* INSTRUCTIONS TO FOLLOW *
This exercise calls for the records to be repeated in full, exactly as written.

* TASK INPUTS *
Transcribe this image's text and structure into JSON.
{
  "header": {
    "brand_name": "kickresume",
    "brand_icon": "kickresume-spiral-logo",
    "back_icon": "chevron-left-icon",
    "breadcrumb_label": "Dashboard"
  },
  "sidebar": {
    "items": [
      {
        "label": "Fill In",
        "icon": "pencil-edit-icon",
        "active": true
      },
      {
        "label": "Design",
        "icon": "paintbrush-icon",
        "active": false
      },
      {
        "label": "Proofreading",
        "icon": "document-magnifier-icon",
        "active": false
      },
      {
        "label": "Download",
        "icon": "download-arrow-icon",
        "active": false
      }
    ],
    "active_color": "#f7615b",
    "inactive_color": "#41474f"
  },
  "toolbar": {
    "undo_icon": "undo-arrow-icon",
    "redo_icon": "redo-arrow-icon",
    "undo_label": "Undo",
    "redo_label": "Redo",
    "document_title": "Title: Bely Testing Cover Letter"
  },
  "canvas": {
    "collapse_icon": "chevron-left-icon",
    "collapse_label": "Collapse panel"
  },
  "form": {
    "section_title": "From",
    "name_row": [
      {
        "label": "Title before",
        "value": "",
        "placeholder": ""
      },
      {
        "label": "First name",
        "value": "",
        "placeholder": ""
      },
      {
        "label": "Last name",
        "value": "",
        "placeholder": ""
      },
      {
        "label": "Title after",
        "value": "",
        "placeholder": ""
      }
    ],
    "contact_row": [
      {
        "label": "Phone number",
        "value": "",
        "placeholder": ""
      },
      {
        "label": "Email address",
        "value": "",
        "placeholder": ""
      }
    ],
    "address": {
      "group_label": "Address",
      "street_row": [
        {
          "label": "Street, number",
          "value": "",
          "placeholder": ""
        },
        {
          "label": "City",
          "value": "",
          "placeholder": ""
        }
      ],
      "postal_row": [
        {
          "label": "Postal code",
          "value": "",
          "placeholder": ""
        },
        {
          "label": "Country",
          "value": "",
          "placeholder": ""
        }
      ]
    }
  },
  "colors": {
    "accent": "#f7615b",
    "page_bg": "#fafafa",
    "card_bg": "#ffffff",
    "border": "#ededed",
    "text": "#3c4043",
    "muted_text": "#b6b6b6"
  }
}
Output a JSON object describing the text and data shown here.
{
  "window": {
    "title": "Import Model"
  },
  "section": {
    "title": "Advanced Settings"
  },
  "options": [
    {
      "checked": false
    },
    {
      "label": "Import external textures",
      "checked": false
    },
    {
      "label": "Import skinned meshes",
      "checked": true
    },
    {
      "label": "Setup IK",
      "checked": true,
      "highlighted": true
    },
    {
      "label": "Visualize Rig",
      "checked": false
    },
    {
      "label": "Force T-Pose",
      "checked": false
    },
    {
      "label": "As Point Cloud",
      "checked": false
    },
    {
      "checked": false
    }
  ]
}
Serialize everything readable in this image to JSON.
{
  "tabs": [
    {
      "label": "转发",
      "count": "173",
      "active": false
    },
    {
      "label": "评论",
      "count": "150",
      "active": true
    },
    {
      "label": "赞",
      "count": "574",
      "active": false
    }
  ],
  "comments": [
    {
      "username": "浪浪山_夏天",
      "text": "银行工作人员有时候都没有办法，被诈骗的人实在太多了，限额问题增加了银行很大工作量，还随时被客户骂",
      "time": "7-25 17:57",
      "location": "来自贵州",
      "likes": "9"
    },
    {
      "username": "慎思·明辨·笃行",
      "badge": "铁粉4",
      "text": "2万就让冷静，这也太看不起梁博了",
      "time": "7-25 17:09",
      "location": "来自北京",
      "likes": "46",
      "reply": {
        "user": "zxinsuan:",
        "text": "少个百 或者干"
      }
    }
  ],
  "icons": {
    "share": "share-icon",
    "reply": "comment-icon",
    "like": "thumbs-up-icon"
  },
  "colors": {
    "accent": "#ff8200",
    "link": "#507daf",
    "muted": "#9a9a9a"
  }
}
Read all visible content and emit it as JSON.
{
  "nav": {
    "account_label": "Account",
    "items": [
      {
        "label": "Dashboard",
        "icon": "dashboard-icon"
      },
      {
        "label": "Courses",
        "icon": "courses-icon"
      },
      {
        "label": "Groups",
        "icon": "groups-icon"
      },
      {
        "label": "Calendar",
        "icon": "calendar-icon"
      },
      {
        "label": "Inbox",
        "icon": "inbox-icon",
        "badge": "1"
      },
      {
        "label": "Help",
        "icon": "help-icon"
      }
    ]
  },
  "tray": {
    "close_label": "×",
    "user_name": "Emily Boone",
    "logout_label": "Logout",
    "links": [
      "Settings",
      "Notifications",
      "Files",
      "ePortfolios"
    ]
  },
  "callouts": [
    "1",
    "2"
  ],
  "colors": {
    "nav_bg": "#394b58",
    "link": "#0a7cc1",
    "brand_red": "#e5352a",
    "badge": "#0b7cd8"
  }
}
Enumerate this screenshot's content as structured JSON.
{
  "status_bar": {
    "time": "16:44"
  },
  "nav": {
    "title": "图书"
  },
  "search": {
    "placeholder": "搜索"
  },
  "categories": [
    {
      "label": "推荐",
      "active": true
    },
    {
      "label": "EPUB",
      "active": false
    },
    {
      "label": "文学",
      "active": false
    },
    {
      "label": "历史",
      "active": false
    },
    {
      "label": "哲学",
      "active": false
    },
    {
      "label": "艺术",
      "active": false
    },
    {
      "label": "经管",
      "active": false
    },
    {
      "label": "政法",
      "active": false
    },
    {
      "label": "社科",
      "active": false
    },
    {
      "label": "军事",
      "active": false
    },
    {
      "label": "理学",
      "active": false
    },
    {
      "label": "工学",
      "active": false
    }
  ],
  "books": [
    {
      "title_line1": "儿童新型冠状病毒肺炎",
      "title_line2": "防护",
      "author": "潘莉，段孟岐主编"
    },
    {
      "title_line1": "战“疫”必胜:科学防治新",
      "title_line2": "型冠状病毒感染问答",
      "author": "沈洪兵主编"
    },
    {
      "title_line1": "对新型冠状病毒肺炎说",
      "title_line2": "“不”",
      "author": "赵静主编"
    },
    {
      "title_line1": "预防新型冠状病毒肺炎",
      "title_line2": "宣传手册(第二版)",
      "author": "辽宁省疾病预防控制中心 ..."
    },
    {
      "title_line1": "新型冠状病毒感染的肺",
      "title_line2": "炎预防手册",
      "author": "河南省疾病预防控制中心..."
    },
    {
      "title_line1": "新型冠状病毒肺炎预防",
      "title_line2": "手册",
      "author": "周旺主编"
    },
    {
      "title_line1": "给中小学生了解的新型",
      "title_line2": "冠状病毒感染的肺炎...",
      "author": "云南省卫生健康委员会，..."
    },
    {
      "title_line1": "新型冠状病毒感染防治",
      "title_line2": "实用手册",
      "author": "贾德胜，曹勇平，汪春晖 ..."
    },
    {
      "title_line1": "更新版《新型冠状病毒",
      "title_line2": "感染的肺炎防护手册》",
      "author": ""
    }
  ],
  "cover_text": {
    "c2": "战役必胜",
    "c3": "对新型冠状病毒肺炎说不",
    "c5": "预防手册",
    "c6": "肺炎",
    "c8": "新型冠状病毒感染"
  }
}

* TASK OUTPUT *
Transcribe this image's text and structure into JSON.
{
  "header": {
    "brand_name": "kickresume",
    "brand_icon": "kickresume-spiral-logo",
    "back_icon": "chevron-left-icon",
    "breadcrumb_label": "Dashboard"
  },
  "sidebar": {
    "items": [
      {
        "label": "Fill In",
        "icon": "pencil-edit-icon",
        "active": true
      },
      {
        "label": "Design",
        "icon": "paintbrush-icon",
        "active": false
      },
      {
        "label": "Proofreading",
        "icon": "document-magnifier-icon",
        "active": false
      },
      {
        "label": "Download",
        "icon": "download-arrow-icon",
        "active": false
      }
    ],
    "active_color": "#f7615b",
    "inactive_color": "#41474f"
  },
  "toolbar": {
    "undo_icon": "undo-arrow-icon",
    "redo_icon": "redo-arrow-icon",
    "undo_label": "Undo",
    "redo_label": "Redo",
    "document_title": "Title: Bely Testing Cover Letter"
  },
  "canvas": {
    "collapse_icon": "chevron-left-icon",
    "collapse_label": "Collapse panel"
  },
  "form": {
    "section_title": "From",
    "name_row": [
      {
        "label": "Title before",
        "value": "",
        "placeholder": ""
      },
      {
        "label": "First name",
        "value": "",
        "placeholder": ""
      },
      {
        "label": "Last name",
        "value": "",
        "placeholder": ""
      },
      {
        "label": "Title after",
        "value": "",
        "placeholder": ""
      }
    ],
    "contact_row": [
      {
        "label": "Phone number",
        "value": "",
        "placeholder": ""
      },
      {
        "label": "Email address",
        "value": "",
        "placeholder": ""
      }
    ],
    "address": {
      "group_label": "Address",
      "street_row": [
        {
          "label": "Street, number",
          "value": "",
          "placeholder": ""
        },
        {
          "label": "City",
          "value": "",
          "placeholder": ""
        }
      ],
      "postal_row": [
        {
          "label": "Postal code",
          "value": "",
          "placeholder": ""
        },
        {
          "label": "Country",
          "value": "",
          "placeholder": ""
        }
      ]
    }
  },
  "colors": {
    "accent": "#f7615b",
    "page_bg": "#fafafa",
    "card_bg": "#ffffff",
    "border": "#ededed",
    "text": "#3c4043",
    "muted_text": "#b6b6b6"
  }
}
Output a JSON object describing the text and data shown here.
{
  "window": {
    "title": "Import Model"
  },
  "section": {
    "title": "Advanced Settings"
  },
  "options": [
    {
      "checked": false
    },
    {
      "label": "Import external textures",
      "checked": false
    },
    {
      "label": "Import skinned meshes",
      "checked": true
    },
    {
      "label": "Setup IK",
      "checked": true,
      "highlighted": true
    },
    {
      "label": "Visualize Rig",
      "checked": false
    },
    {
      "label": "Force T-Pose",
      "checked": false
    },
    {
      "label": "As Point Cloud",
      "checked": false
    },
    {
      "checked": false
    }
  ]
}
Serialize everything readable in this image to JSON.
{
  "tabs": [
    {
      "label": "转发",
      "count": "173",
      "active": false
    },
    {
      "label": "评论",
      "count": "150",
      "active": true
    },
    {
      "label": "赞",
      "count": "574",
      "active": false
    }
  ],
  "comments": [
    {
      "username": "浪浪山_夏天",
      "text": "银行工作人员有时候都没有办法，被诈骗的人实在太多了，限额问题增加了银行很大工作量，还随时被客户骂",
      "time": "7-25 17:57",
      "location": "来自贵州",
      "likes": "9"
    },
    {
      "username": "慎思·明辨·笃行",
      "badge": "铁粉4",
      "text": "2万就让冷静，这也太看不起梁博了",
      "time": "7-25 17:09",
      "location": "来自北京",
      "likes": "46",
      "reply": {
        "user": "zxinsuan:",
        "text": "少个百 或者干"
      }
    }
  ],
  "icons": {
    "share": "share-icon",
    "reply": "comment-icon",
    "like": "thumbs-up-icon"
  },
  "colors": {
    "accent": "#ff8200",
    "link": "#507daf",
    "muted": "#9a9a9a"
  }
}
Read all visible content and emit it as JSON.
{
  "nav": {
    "account_label": "Account",
    "items": [
      {
        "label": "Dashboard",
        "icon": "dashboard-icon"
      },
      {
        "label": "Courses",
        "icon": "courses-icon"
      },
      {
        "label": "Groups",
        "icon": "groups-icon"
      },
      {
        "label": "Calendar",
        "icon": "calendar-icon"
      },
      {
        "label": "Inbox",
        "icon": "inbox-icon",
        "badge": "1"
      },
      {
        "label": "Help",
        "icon": "help-icon"
      }
    ]
  },
  "tray": {
    "close_label": "×",
    "user_name": "Emily Boone",
    "logout_label": "Logout",
    "links": [
      "Settings",
      "Notifications",
      "Files",
      "ePortfolios"
    ]
  },
  "callouts": [
    "1",
    "2"
  ],
  "colors": {
    "nav_bg": "#394b58",
    "link": "#0a7cc1",
    "brand_red": "#e5352a",
    "badge": "#0b7cd8"
  }
}
Enumerate this screenshot's content as structured JSON.
{
  "status_bar": {
    "time": "16:44"
  },
  "nav": {
    "title": "图书"
  },
  "search": {
    "placeholder": "搜索"
  },
  "categories": [
    {
      "label": "推荐",
      "active": true
    },
    {
      "label": "EPUB",
      "active": false
    },
    {
      "label": "文学",
      "active": false
    },
    {
      "label": "历史",
      "active": false
    },
    {
      "label": "哲学",
      "active": false
    },
    {
      "label": "艺术",
      "active": false
    },
    {
      "label": "经管",
      "active": false
    },
    {
      "label": "政法",
      "active": false
    },
    {
      "label": "社科",
      "active": false
    },
    {
      "label": "军事",
      "active": false
    },
    {
      "label": "理学",
      "active": false
    },
    {
      "label": "工学",
      "active": false
    }
  ],
  "books": [
    {
      "title_line1": "儿童新型冠状病毒肺炎",
      "title_line2": "防护",
      "author": "潘莉，段孟岐主编"
    },
    {
      "title_line1": "战“疫”必胜:科学防治新",
      "title_line2": "型冠状病毒感染问答",
      "author": "沈洪兵主编"
    },
    {
      "title_line1": "对新型冠状病毒肺炎说",
      "title_line2": "“不”",
      "author": "赵静主编"
    },
    {
      "title_line1": "预防新型冠状病毒肺炎",
      "title_line2": "宣传手册(第二版)",
      "author": "辽宁省疾病预防控制中心 ..."
    },
    {
      "title_line1": "新型冠状病毒感染的肺",
      "title_line2": "炎预防手册",
      "author": "河南省疾病预防控制中心..."
    },
    {
      "title_line1": "新型冠状病毒肺炎预防",
      "title_line2": "手册",
      "author": "周旺主编"
    },
    {
      "title_line1": "给中小学生了解的新型",
      "title_line2": "冠状病毒感染的肺炎...",
      "author": "云南省卫生健康委员会，..."
    },
    {
      "title_line1": "新型冠状病毒感染防治",
      "title_line2": "实用手册",
      "author": "贾德胜，曹勇平，汪春晖 ..."
    },
    {
      "title_line1": "更新版《新型冠状病毒",
      "title_line2": "感染的肺炎防护手册》",
      "author": ""
    }
  ],
  "cover_text": {
    "c2": "战役必胜",
    "c3": "对新型冠状病毒肺炎说不",
    "c5": "预防手册",
    "c6": "肺炎",
    "c8": "新型冠状病毒感染"
  }
}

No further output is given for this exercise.